The listing below must be repeated word for word, without its pictures.

── Data for review ──

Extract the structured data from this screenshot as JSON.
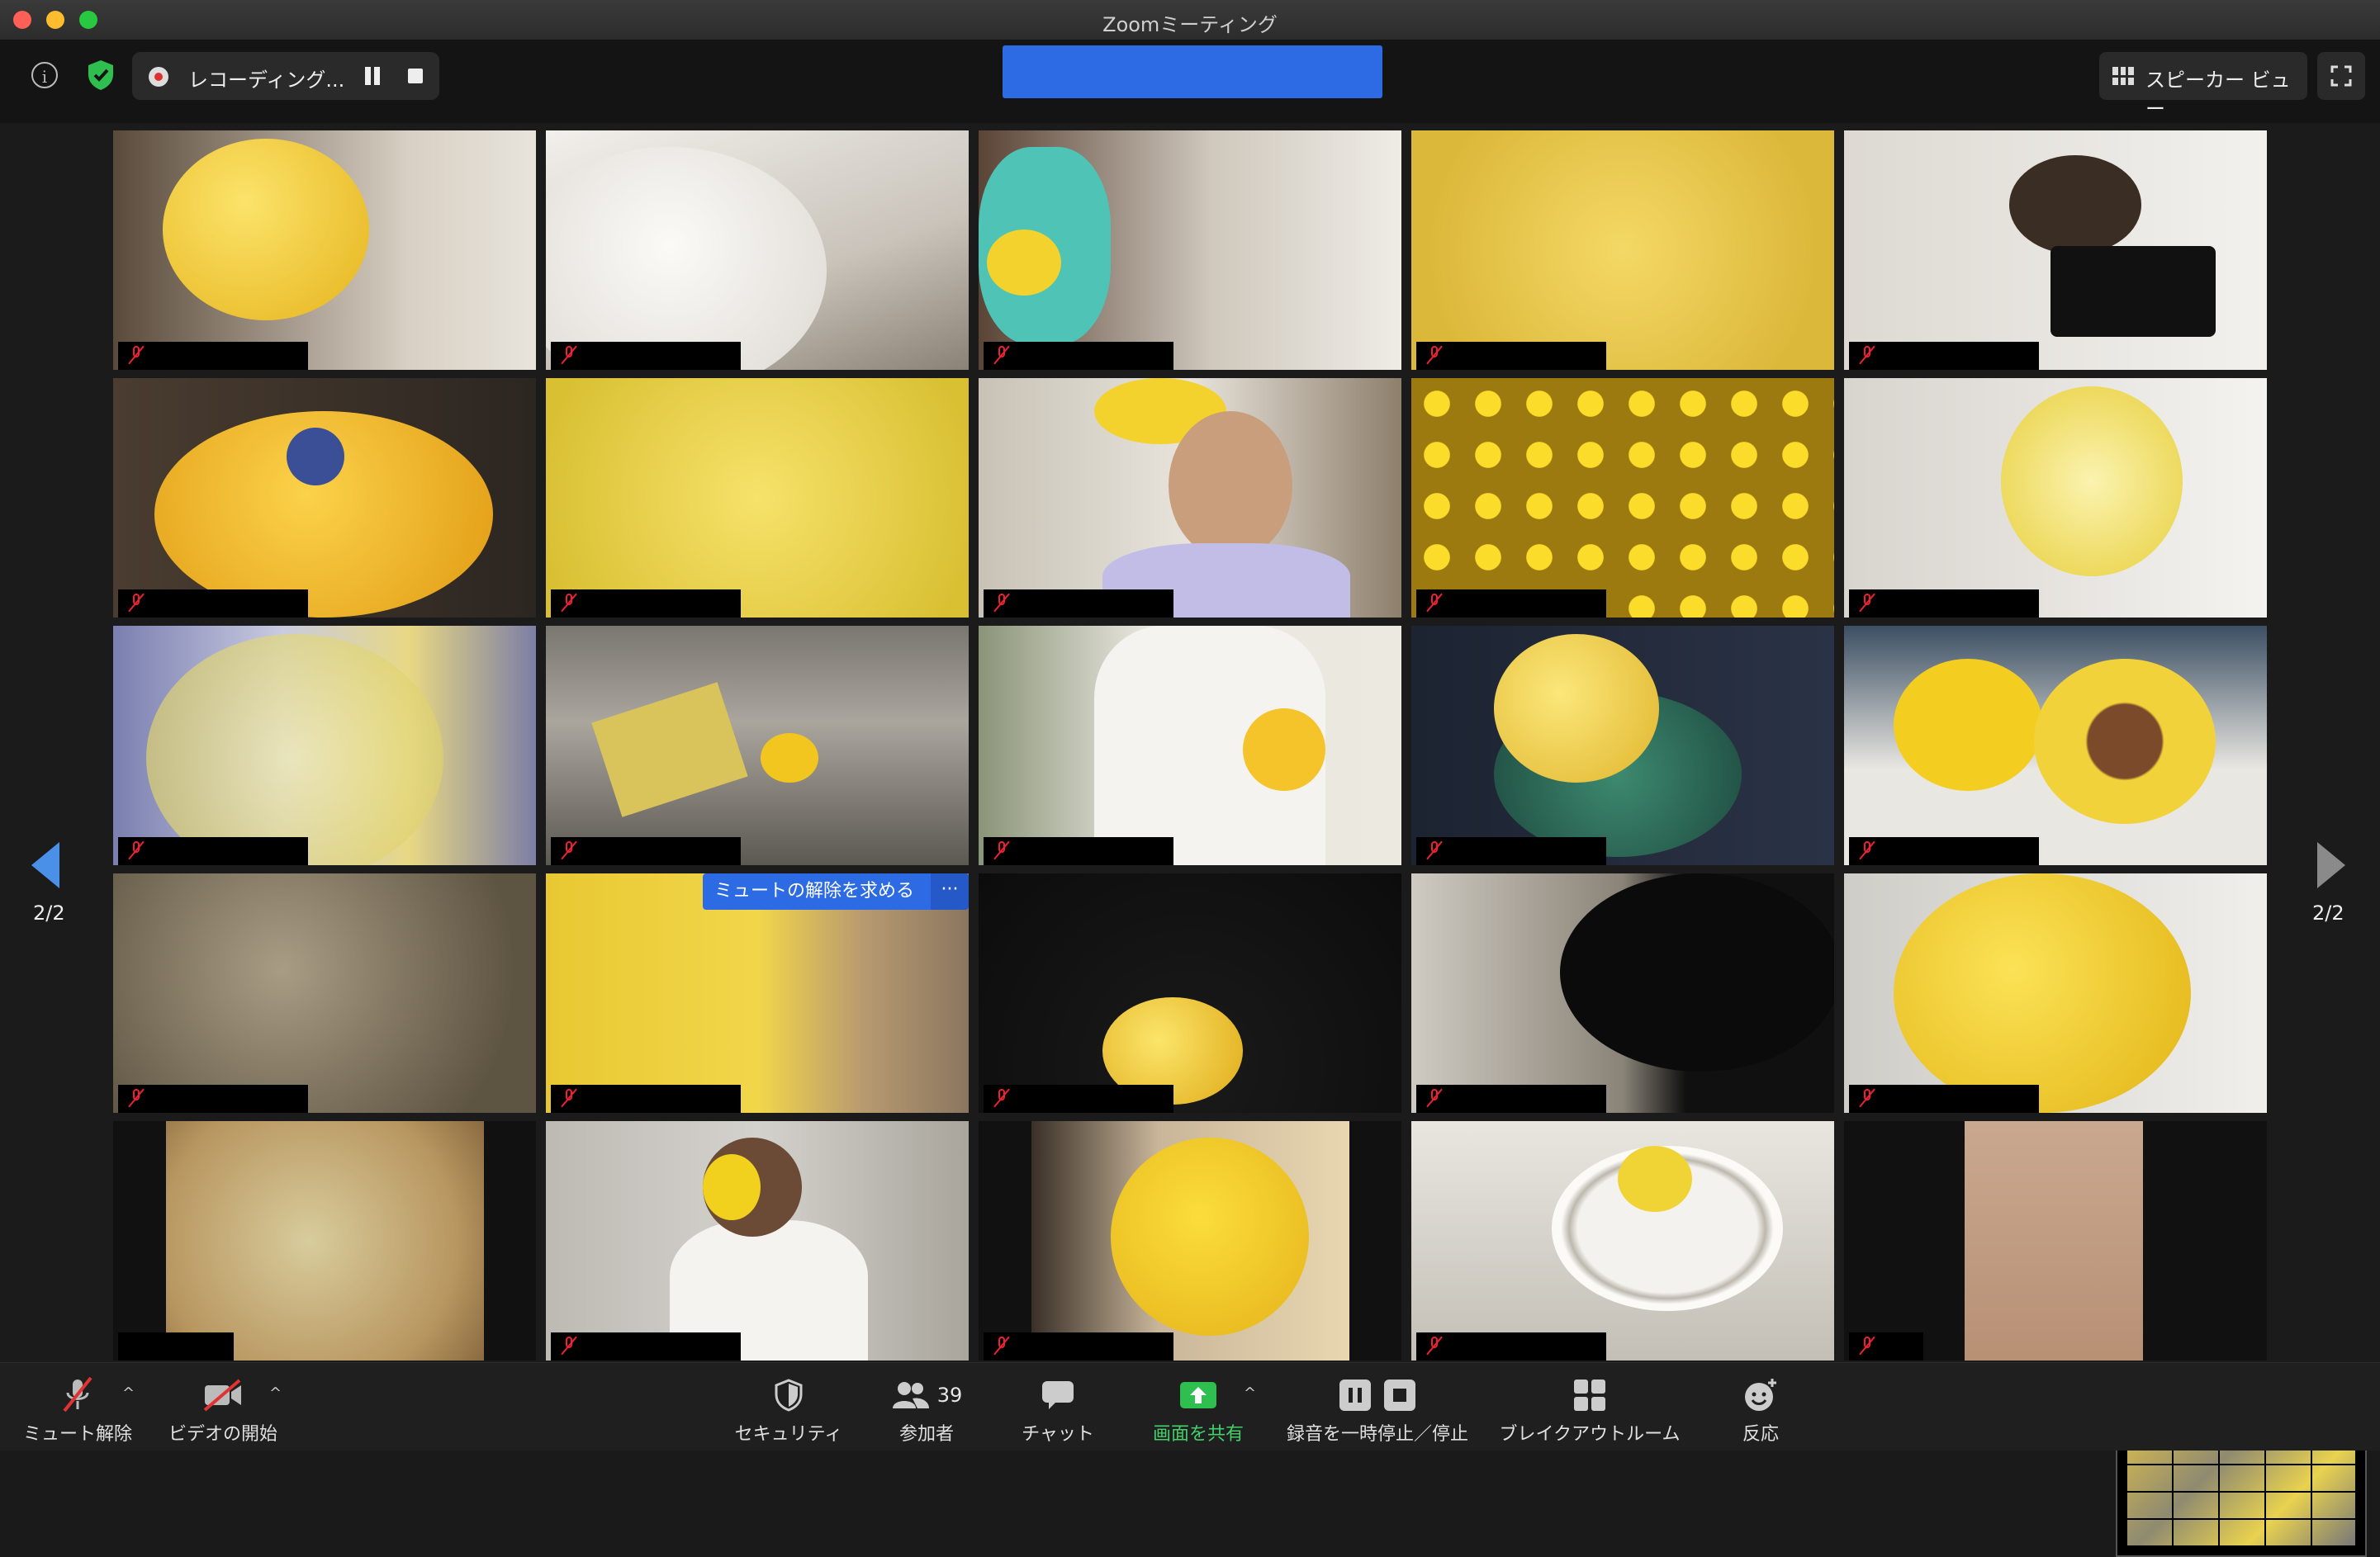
{
  "window": {
    "title": "Zoomミーティング"
  },
  "topbar": {
    "recording_label": "レコーディング...",
    "view_label": "スピーカー ビュー"
  },
  "gallery": {
    "page_indicator_left": "2/2",
    "page_indicator_right": "2/2",
    "ask_unmute_label": "ミュートの解除を求める",
    "ask_unmute_more": "···"
  },
  "toolbar": {
    "unmute_label": "ミュート解除",
    "start_video_label": "ビデオの開始",
    "security_label": "セキュリティ",
    "participants_label": "参加者",
    "participants_count": "39",
    "chat_label": "チャット",
    "share_label": "画面を共有",
    "record_label": "録音を一時停止／停止",
    "breakout_label": "ブレイクアウトルーム",
    "reactions_label": "反応"
  },
  "colors": {
    "accent_blue": "#2d6be4",
    "share_green": "#43d06a",
    "mute_red": "#e23333"
  }
}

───

Your response>
Extract the structured data from this screenshot as JSON.
{
  "window": {
    "title": "Zoomミーティング"
  },
  "topbar": {
    "recording_label": "レコーディング...",
    "view_label": "スピーカー ビュー"
  },
  "gallery": {
    "page_indicator_left": "2/2",
    "page_indicator_right": "2/2",
    "ask_unmute_label": "ミュートの解除を求める",
    "ask_unmute_more": "···"
  },
  "toolbar": {
    "unmute_label": "ミュート解除",
    "start_video_label": "ビデオの開始",
    "security_label": "セキュリティ",
    "participants_label": "参加者",
    "participants_count": "39",
    "chat_label": "チャット",
    "share_label": "画面を共有",
    "record_label": "録音を一時停止／停止",
    "breakout_label": "ブレイクアウトルーム",
    "reactions_label": "反応"
  },
  "colors": {
    "accent_blue": "#2d6be4",
    "share_green": "#43d06a",
    "mute_red": "#e23333"
  }
}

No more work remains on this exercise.